GEORGETOWN, Guyana — The Ministry of Health says that persons living with Hepatitis C will soon have their treatment fully funded by the Government of Guyana due to a partnership that has been forged with the Pan American Health Organization (PAHO) to ensure treatment is provided.
Speaking at a mini health fair recently, Minister of Health, Dr. Frank Anthony acknowledged the challenges experienced by persons living with Hepatitis C, including the cost of treatment.
On average, at one point in time to treat a person with Hep-C was about US$80,000, that came down to about US $20,000, and now it is about US$2,000,” Anthony said.
The minister further explained that this initiative is part of the Government of Guyana’s strategy to reduce the spread of Hepatitis C which in the long-term can cause non-chronic diseases including cancer.
“We are bringing the treatment to Guyana at a high cost because these things are not cheap, but again if we prevent it from happening, then we will be in a better position, but those who are already infected, we are going to start a programme where we are going to treat these diseases. By treating them, we are preventing them from getting hepatic cancers because the natural course of this is that it moves from an acute Hep-C infection to chronic Hep-C infection, and over the years it will then become cancerous.”
Anthony noted that, “the medication that we are using is about 90 something percent effective, so that’s why we have taken a decision that we will be bringing in these meds, we will be starting treatment for those patients that we have on the database, so in a couple months’ time, we will start that process.”
Hepatitis C is a viral infection that can cause liver inflammation.
The virus usually spreads through contaminated blood, and can be sexually transmitted.
The virus can begin with an acute phase which can go undetected, but may have symptoms like jaundice, fatigue, fever, muscle aches, or nausea.
The Health Minister noted that in Guyana, one of the most common methods of detection is blood screen at the Ministry of Health’s blood transfusion facilities.
“We have been detecting patients through our blood transfusion services, so when we screen somebody who donated blood, we normally screen for a number of diseases including Hep-C and when the blood tests positive for Hep-C, we call those persons in, and we tell them that we have detected Hep -C and counsel them on the precautions to take.”
According to the World Health Organization (WHO) more than 350 million people are living with this disease globally.

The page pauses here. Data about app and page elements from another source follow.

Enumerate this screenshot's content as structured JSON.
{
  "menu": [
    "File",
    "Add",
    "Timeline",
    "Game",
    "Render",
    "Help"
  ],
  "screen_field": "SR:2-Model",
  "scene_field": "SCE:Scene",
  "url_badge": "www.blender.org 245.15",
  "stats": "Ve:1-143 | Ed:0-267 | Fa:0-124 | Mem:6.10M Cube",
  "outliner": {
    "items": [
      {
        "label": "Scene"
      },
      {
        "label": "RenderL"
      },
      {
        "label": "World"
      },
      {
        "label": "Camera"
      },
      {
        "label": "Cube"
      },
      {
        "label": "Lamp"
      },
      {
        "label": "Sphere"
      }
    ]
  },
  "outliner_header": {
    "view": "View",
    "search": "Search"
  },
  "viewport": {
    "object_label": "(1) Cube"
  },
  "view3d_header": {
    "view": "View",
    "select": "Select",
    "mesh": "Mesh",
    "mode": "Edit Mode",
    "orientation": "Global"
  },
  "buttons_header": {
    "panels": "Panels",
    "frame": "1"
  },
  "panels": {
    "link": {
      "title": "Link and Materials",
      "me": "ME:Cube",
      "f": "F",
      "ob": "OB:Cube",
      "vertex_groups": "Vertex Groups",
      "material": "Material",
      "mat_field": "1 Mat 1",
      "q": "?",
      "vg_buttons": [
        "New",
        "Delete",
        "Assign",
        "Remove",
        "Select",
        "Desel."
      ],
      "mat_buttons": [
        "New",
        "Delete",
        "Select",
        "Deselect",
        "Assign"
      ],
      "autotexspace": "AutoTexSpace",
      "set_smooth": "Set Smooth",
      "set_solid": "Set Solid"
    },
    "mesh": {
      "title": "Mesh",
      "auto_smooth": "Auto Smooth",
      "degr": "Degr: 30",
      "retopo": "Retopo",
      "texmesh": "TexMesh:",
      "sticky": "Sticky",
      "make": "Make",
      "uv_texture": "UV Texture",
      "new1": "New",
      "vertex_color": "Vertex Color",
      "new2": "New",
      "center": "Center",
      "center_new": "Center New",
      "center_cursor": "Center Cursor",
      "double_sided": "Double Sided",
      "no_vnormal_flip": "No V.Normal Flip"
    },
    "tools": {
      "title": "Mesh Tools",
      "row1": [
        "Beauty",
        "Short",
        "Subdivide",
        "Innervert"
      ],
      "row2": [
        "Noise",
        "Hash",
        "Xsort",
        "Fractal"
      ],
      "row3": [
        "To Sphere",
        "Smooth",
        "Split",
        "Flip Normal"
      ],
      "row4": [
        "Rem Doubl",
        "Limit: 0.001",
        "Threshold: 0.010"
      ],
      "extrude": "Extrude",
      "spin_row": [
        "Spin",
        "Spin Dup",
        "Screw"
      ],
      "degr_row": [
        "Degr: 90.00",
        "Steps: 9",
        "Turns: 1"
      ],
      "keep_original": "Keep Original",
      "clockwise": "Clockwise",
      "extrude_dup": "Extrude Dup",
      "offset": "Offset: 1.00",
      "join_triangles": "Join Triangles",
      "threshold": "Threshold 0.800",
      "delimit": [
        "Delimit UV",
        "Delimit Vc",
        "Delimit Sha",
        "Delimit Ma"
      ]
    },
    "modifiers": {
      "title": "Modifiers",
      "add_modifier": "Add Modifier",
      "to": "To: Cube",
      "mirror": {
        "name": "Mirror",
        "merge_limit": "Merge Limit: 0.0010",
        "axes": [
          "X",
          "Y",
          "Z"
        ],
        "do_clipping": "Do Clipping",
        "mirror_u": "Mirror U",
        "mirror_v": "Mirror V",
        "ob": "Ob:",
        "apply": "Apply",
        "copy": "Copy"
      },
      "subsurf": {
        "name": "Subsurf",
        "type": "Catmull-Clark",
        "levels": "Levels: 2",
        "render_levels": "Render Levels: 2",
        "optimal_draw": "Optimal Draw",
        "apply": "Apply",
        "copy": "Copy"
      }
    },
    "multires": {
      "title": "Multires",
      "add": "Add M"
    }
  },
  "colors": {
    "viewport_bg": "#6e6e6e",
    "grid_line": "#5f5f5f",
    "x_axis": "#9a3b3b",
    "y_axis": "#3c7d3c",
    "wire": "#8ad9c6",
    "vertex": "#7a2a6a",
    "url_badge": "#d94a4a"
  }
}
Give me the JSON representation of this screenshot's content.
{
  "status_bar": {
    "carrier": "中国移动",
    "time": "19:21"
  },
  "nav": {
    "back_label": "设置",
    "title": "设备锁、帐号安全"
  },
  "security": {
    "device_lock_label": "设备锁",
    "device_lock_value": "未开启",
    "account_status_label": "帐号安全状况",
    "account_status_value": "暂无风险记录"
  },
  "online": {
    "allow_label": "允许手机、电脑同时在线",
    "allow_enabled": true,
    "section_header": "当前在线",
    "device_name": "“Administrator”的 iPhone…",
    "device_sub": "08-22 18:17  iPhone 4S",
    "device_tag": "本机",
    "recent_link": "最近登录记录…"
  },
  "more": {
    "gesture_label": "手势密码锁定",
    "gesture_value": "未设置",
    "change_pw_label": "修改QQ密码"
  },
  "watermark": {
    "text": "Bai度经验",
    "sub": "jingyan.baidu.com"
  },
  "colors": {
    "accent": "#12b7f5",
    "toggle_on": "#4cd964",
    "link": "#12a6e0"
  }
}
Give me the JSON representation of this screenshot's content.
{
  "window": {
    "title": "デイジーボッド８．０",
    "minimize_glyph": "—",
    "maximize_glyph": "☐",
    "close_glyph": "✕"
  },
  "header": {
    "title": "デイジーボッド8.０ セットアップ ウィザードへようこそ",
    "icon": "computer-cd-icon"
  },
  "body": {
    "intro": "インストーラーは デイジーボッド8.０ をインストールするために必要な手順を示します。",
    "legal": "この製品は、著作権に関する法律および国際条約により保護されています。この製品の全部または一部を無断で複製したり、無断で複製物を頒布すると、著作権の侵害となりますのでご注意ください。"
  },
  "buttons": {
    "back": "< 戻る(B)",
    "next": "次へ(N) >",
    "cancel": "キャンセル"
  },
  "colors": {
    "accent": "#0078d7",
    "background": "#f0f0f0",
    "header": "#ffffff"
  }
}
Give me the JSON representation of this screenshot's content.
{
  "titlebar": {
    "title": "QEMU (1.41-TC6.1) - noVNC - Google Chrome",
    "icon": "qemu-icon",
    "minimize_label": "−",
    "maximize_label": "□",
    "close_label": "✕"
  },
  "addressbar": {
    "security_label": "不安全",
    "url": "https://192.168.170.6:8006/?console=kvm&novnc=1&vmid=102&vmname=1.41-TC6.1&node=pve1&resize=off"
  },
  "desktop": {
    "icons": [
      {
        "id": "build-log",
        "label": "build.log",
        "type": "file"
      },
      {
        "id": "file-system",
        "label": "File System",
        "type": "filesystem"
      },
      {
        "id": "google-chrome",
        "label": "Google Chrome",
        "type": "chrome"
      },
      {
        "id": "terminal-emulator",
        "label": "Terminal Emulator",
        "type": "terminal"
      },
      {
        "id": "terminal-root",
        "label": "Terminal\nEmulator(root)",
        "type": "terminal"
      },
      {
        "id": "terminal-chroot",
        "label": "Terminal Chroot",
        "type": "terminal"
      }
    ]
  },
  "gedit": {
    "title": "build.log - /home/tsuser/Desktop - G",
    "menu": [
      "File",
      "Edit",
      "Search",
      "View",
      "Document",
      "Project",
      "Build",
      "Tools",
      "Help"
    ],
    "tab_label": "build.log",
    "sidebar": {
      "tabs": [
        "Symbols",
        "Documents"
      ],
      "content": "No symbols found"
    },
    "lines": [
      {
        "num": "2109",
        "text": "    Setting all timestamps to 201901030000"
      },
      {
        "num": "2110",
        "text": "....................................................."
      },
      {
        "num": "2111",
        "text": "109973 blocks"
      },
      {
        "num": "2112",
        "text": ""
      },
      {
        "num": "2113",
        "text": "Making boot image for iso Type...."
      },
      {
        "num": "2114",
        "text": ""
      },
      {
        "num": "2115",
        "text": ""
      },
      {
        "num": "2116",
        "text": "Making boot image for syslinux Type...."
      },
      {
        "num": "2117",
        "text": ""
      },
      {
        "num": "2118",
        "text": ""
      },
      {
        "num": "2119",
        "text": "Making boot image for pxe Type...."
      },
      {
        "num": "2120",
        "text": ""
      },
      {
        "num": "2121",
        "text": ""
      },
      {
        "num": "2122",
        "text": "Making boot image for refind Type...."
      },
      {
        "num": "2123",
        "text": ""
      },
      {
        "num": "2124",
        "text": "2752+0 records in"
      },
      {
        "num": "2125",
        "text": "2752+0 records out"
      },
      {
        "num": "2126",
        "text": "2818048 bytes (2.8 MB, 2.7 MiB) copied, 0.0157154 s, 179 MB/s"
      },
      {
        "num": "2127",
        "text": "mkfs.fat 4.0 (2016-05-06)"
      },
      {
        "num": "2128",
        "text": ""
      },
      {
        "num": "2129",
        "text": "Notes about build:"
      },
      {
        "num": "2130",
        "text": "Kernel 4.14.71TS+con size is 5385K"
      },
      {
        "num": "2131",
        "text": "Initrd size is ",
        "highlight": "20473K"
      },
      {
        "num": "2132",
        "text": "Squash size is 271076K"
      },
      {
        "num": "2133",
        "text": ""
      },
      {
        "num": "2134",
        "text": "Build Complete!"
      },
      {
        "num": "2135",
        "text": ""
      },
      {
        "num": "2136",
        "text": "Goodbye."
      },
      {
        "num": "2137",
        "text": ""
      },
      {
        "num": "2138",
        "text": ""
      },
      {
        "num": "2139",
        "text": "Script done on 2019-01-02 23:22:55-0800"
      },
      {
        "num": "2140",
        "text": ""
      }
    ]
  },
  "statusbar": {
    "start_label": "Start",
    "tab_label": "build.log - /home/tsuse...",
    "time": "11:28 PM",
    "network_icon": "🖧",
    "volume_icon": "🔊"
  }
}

According to a statement from the World Hepatitis Summit 2022, “Stigma and discrimination continue to be a barrier to testing and care. Only 10% and 21% of people know that they live with chronic hepatitis B or hepatitis C respectively, even fewer receive treatment, and liver cancer related to hepatitis is on an exponential rise, especially in low and middle-income countries.”